The crypt is only open for viewing from the first of May to the end of September, and here we were on a lovely October day. Fortunately a group of volunteer anthropologists (St. Leonard's Osteological Research Group) were cleaning and categorizing the skulls. Many had studied together in the same Master's program at Bournemouth University, and though they now have regular jobs (some not in the forensic field), they volunteer for a week in April and another in October to catalogue the crypt.
The pile of bones contains the remains of about 4,000 people.
An anthropologist told us that these people were originally buried in the church's graveyard, but the land was full by the 13th century. With numerous corpses needing to be buried on consecrated land, bones were dug up and brought into the crypt, since it's religious property.
It was originally thought that the bones were from Danish pirates slain in battle, then from the casualties of the Battle of Hastings. Further inspection proved these theories wrong by showing an absence of wounds, more female than male bones, and children's skulls.
The bones are estimated to be from between the 12th to 15th centuries, but most likely the 13th century. Determining definite dates would be incredibly expensive, and can't be done by volunteers without financial backing.
For now, the research group is cleaning the skulls and using a distinct numbering system to create profiles - including the sex of the corpse, age of death, and any distinctive features that will reveal disease, injury, and possibly tell the cause of death.
Markings on the skull show previous attempts to determine the gender of the bones, which has been incorrect in many cases.
Many skulls have visible wounds or medical problems, like this one showing a tumor.
A bird built a nest in this skull once it was moved into the crypt.
A man took this skull in the 1960s. It's thought to have been a woman who was brutally murdered. He varnished it and displayed it in his home, saying he'd never return it - maybe he was afraid of the consequences, maybe he was just too proud of his "trophy."
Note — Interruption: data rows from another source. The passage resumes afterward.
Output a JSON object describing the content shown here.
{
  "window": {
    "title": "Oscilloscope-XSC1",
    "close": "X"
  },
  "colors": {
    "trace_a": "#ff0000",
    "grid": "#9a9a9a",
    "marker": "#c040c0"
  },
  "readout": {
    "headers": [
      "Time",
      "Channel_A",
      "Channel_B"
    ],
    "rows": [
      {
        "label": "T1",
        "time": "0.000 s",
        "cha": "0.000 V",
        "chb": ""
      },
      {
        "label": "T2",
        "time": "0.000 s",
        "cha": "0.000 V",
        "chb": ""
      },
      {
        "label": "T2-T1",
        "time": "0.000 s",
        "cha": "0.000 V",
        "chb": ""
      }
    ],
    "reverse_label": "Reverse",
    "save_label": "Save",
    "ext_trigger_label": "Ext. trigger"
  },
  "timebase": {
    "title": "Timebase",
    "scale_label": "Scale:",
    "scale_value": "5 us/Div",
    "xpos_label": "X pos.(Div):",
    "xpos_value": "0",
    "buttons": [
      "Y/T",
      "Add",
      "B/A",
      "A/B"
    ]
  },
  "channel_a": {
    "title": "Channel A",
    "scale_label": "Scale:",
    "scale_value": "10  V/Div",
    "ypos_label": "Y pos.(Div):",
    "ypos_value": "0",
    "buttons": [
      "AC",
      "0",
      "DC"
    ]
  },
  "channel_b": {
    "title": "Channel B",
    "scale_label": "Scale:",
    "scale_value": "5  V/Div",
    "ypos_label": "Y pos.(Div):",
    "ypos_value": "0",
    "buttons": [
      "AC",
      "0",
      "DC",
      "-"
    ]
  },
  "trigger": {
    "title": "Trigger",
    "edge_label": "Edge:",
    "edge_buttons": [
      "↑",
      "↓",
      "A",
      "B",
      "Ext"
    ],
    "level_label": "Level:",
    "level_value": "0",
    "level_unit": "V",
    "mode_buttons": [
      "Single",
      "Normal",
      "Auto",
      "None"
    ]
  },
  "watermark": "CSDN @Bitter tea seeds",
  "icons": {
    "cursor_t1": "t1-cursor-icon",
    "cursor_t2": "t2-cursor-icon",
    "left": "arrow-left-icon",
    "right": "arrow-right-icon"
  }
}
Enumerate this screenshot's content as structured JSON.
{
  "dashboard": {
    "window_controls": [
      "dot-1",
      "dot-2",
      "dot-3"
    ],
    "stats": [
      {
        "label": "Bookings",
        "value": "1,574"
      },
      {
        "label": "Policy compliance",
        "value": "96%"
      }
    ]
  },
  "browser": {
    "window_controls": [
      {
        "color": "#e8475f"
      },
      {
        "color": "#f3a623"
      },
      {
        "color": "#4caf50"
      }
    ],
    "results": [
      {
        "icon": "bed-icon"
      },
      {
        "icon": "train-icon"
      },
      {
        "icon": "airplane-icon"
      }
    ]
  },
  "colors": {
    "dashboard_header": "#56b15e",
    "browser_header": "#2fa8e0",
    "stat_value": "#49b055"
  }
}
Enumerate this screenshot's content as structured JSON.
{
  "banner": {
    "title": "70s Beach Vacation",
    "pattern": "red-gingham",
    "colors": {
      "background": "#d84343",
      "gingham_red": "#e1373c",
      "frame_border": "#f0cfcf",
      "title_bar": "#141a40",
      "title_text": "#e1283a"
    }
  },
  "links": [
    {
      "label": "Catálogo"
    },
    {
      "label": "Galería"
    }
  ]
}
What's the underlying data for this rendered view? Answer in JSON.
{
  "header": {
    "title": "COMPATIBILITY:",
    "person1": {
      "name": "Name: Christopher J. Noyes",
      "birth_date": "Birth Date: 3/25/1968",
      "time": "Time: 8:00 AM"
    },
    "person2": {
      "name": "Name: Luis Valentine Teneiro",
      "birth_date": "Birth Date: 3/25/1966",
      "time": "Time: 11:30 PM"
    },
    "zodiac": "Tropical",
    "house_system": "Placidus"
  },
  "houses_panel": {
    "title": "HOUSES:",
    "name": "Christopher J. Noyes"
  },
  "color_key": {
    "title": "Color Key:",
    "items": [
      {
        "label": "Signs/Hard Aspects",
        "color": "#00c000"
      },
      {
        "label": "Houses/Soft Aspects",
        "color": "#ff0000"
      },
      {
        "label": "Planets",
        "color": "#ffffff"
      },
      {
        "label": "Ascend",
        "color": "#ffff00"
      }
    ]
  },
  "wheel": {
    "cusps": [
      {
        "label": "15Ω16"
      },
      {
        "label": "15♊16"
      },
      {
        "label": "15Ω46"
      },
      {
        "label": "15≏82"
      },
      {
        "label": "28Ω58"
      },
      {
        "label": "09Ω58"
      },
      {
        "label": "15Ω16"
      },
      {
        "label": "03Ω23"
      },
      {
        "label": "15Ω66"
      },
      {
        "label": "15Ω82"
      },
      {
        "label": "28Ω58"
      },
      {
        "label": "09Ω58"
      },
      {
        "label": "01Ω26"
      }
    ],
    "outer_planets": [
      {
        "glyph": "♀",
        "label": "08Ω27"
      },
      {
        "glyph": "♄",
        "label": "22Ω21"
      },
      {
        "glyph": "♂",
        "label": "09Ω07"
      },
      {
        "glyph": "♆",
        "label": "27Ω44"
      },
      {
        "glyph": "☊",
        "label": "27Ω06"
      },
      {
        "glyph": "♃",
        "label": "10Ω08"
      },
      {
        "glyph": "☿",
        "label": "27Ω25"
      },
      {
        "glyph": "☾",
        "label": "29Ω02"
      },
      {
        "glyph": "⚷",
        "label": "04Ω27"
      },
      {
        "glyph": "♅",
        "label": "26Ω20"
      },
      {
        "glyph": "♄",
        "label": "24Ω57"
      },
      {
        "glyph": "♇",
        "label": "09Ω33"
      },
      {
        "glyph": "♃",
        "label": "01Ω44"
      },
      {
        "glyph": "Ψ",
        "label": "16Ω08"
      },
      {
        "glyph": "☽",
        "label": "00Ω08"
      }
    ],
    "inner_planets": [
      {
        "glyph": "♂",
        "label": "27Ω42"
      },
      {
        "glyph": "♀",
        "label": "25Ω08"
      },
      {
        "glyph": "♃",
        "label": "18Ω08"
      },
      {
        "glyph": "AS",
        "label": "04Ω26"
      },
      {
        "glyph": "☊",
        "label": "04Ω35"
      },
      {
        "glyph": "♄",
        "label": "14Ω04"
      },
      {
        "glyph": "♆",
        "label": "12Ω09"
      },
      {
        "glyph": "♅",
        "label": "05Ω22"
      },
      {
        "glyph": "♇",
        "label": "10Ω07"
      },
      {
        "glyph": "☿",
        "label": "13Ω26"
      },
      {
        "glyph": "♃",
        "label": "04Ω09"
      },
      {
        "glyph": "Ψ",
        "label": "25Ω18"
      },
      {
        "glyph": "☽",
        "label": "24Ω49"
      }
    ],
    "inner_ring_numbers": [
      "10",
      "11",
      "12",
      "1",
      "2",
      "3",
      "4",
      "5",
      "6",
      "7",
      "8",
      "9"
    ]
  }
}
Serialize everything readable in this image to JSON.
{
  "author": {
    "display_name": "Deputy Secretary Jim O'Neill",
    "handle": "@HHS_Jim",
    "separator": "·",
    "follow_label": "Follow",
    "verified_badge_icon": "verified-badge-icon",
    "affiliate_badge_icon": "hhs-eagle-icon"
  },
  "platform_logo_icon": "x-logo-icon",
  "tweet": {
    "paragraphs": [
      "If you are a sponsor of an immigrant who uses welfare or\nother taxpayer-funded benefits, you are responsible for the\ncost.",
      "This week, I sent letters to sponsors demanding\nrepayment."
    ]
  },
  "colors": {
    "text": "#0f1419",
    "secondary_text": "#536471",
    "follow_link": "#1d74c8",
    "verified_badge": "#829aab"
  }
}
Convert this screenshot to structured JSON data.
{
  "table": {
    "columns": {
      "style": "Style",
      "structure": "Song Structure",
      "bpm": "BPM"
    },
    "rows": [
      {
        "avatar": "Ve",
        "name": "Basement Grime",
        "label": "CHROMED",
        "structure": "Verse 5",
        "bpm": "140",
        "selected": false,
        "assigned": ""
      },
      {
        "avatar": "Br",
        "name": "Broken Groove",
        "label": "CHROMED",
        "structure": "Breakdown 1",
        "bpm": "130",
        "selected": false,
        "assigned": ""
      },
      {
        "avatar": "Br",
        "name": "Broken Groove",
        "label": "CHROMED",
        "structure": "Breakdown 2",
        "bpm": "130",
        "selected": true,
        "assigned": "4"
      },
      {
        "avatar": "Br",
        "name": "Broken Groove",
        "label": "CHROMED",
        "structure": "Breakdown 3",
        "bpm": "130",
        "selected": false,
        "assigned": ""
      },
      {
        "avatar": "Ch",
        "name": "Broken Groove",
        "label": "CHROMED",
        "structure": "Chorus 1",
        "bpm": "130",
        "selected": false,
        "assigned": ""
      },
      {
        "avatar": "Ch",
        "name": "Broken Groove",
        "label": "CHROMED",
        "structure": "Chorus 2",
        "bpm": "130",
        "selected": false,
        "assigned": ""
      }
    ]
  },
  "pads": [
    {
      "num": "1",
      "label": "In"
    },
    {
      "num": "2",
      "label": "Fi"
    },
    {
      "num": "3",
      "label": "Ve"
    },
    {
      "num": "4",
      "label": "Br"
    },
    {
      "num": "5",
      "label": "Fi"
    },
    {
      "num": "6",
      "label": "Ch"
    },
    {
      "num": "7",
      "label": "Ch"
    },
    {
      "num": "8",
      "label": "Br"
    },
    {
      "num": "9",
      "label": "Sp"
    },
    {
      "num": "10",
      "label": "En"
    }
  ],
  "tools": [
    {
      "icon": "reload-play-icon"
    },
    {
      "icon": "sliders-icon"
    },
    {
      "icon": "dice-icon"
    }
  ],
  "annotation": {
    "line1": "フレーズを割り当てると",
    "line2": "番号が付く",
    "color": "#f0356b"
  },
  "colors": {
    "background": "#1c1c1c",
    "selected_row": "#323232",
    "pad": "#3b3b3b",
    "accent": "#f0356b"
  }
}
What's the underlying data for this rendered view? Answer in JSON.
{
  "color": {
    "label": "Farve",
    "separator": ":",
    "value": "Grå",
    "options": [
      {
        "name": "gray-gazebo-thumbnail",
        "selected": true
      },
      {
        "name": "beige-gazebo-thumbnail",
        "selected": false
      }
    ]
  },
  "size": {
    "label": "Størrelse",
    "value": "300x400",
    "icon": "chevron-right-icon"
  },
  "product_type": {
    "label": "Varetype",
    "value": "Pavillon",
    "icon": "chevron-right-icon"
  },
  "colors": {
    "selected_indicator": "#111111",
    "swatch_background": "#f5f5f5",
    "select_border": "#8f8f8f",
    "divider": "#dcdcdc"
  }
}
His friends vowed to return it when he died, and now it's back on the shelf.
Check out more pictures from the crypt.